Before my husband and I left for church yesterday, we happened to catch part of David Gregory’s interview of Rep. Michele Bachmann on “Meet The Press.”
I started paying attention to the program when Gregory asked her about her faith. (You can click on the image above for the video. The complete transcript is here.)
The nature of my work sometimes gives me the sense that we’re headed down the slippery slope, about 150 miles an hour.
Gregory’s questioning of Bachmann made me think that maybe we’re going about 180 miles/hour. I don’t expect Gregory to agree with Bachmann or any other candidate and I expect him to ask hard hitting questions. I also expect him to show some journalistic integrity and fundamental respect for religious beliefs. He displayed neither.
His questions about her perspective of wives as submissive to their husbands [Ephesians 5] were to be expected since she’d spoken openly about it and such questions are always asked when possible. She answered well. In essence, she gave an answer that’s very close to that of Aquinas who maintains that there are two types of submission: servile and economic. In the first, the submissive person looses or gives up his or her will. In the second, which applies to marriage, the submissive or submitting person agrees to acknowledge another person as the head of a particular group, whether a family, a church, a government, or even a sports team or some other organization. No one gives up his or her will, but different roles are acknowledged and accepted.
From the transcript:
REP. BACHMANN: We’ve been married almost 33 years and I have a great deal of respect for my husband. He’s a wonderful, wonderful man and a great father to our children. And he’s also filled with good advice. He…

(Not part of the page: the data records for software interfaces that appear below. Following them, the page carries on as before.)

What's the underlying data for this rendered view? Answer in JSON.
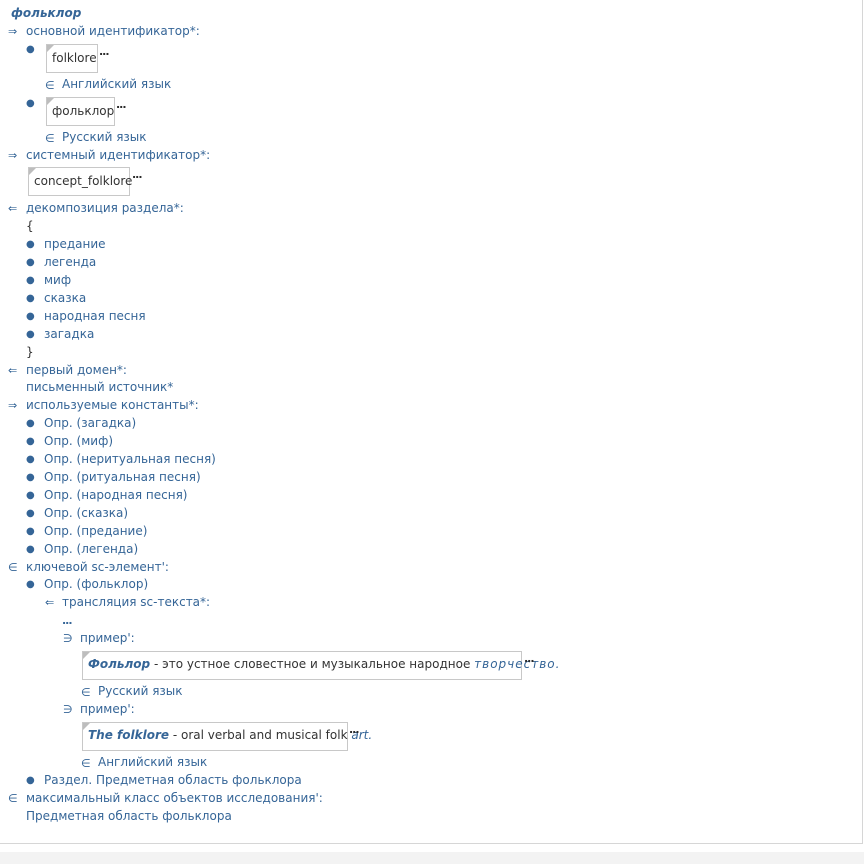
{
  "concept": {
    "title": "фольклор"
  },
  "relations": {
    "main_id": {
      "label": "основной идентификатор*:",
      "items": [
        {
          "value": "folklore",
          "lang": "Английский язык"
        },
        {
          "value": "фольклор",
          "lang": "Русский язык"
        }
      ]
    },
    "system_id": {
      "label": "системный идентификатор*:",
      "value": "concept_folklore"
    },
    "decomposition": {
      "label": "декомпозиция раздела*:",
      "open_brace": "{",
      "close_brace": "}",
      "items": [
        "предание",
        "легенда",
        "миф",
        "сказка",
        "народная песня",
        "загадка"
      ]
    },
    "first_domain": {
      "label": "первый домен*:",
      "value": "письменный источник*"
    },
    "constants": {
      "label": "используемые константы*:",
      "items": [
        "Опр. (загадка)",
        "Опр. (миф)",
        "Опр. (неритуальная песня)",
        "Опр. (ритуальная песня)",
        "Опр. (народная песня)",
        "Опр. (сказка)",
        "Опр. (предание)",
        "Опр. (легенда)"
      ]
    },
    "key_element": {
      "label": "ключевой sc-элемент':",
      "item": "Опр. (фольклор)",
      "translation_label": "трансляция sc-текста*:",
      "dots": "...",
      "example_label": "пример':",
      "example_ru": {
        "term": "Фольлор",
        "text": " - это устное словестное и музыкальное народное ",
        "link": "творчество",
        "end": ".",
        "lang": "Русский язык"
      },
      "example_en": {
        "term": "The folklore",
        "text": " - oral verbal and musical folk ",
        "link": "art",
        "end": ".",
        "lang": "Английский язык"
      },
      "section_item": "Раздел. Предметная область фольклора"
    },
    "max_class": {
      "label": "максимальный класс объектов исследования':",
      "value": "Предметная область фольклора"
    }
  },
  "symbols": {
    "arrow_right": "⇒",
    "arrow_left": "⇐",
    "element_of": "∈",
    "contains": "∋",
    "bullet": "●",
    "more": "..."
  }
}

MR. GREGORY: But so his word goes?
REP. BACHMANN: …he leads–pardon?
MR. GREGORY: His word goes?
REP. BACHMANN: Well, both of our words go. We respect each other. We have a mutual partnership in our marriage, and that’s the only way that we could accomplish what we’ve done in life is to be a good team. We’re a good team together.
Gregory goes on to ask her about her faith and her relationship in God. He can’t even hide his incredulousness and perhaps contempt.
Again, from the transcript:
MR. GREGORY: Guide has–God has guided your decisions in life. Would God guide your decisions that you would make as president of the United States?
REP. BACHMANN: Well, as president of the United States, I would pray. I would pray and ask the Lord for guidance. That’s what presidents have done throughout history. George Washington did. Abraham Lincoln did.
MR. GREGORY: But you said that Gald–God called me to run for Congress. God has said certain things about, you know, going to law school, about pursuing other decisions in your life. There’s a difference between God as a sense of comfort and safe harbor and inspiration, and God telling you to take a particular action. [Emphasis.]
REP. BACHMANN: All I can tell you is what my experience has been. I’m extremely grateful to, to have a faith in God. I, I see that God has so blessed this country. His–you know, we heard that song that he’s “shed his grace” on the United States. I believe it. He’s been very good to our country. And I think that it’s important for us to seek his guidance and to pray and to listen to his voice.
So, for Gregory, God is “[A] sense of comfort and safe harbor and inspiration,” but we shouldn’t have the sense that God wants us to “take a particular action.” It sounds like Gregory mocks the very notion of the Judeo-Christian God as a real being as opposed to a fictional notion in people’s minds. Bachmann’s answer indicates that he’s also disrespecting the tradition of faith in public life in the United States.
Religion is a personal matter and no one should be forced to believe any religion. At the same time, there should be respect for different beliefs, particularly those held by millions of people for thousands of years. Jews and Christians alike have a tradition of praying to God for guidance in action. Other religious faiths have similar traditions. People who have serious religious beliefs tend not to describe God as a Hallmark card or a warm, fuzzy feeling. It’s Gregory’s prerogative not to share those beliefs, but he comes across as mocking them. And it’s definitely not his job as the host of a political show to call into question the foundation of billions of believers throughout history.
He started in the way in which he questioned her idea of submission and its role in her marriage. And while I’m not a fan of claiming media bias (despite my experience of it), the only people I see consistently challenged on their views of marriage are practicing Christians and Orthodox Jews. I don’t recall anyone asking Senator Clinton in any of her campaigns why she puts up with a philandering husband.
Then he moved to her relationship with God which he suggests should not have any real impact on her life. She did a great job of answering his questions, but he still asserts that she was less than forthcoming about her faith.
David Gregory ought to be called out for his manner of questioning. If he needs some help with etiquette I recommend that he hire Letitia Baldrige or another expert for personal instruction.
I know serious Democrats, Republicans, and Independents. I don’t know any of them who think that mocking a candidate’s religious beliefs, or those of millions of people, is fair game.
For the purposes of my work, I try and refrain from talking about political issues unless they directly concern fundamental ethical or moral issues as demonstrated by this attack (perhaps unintentional) on religious beliefs. I have no favorite candidate for 2012, although I must admit that I’d love to see a rogue Democrat challenge President Obama for the nomination.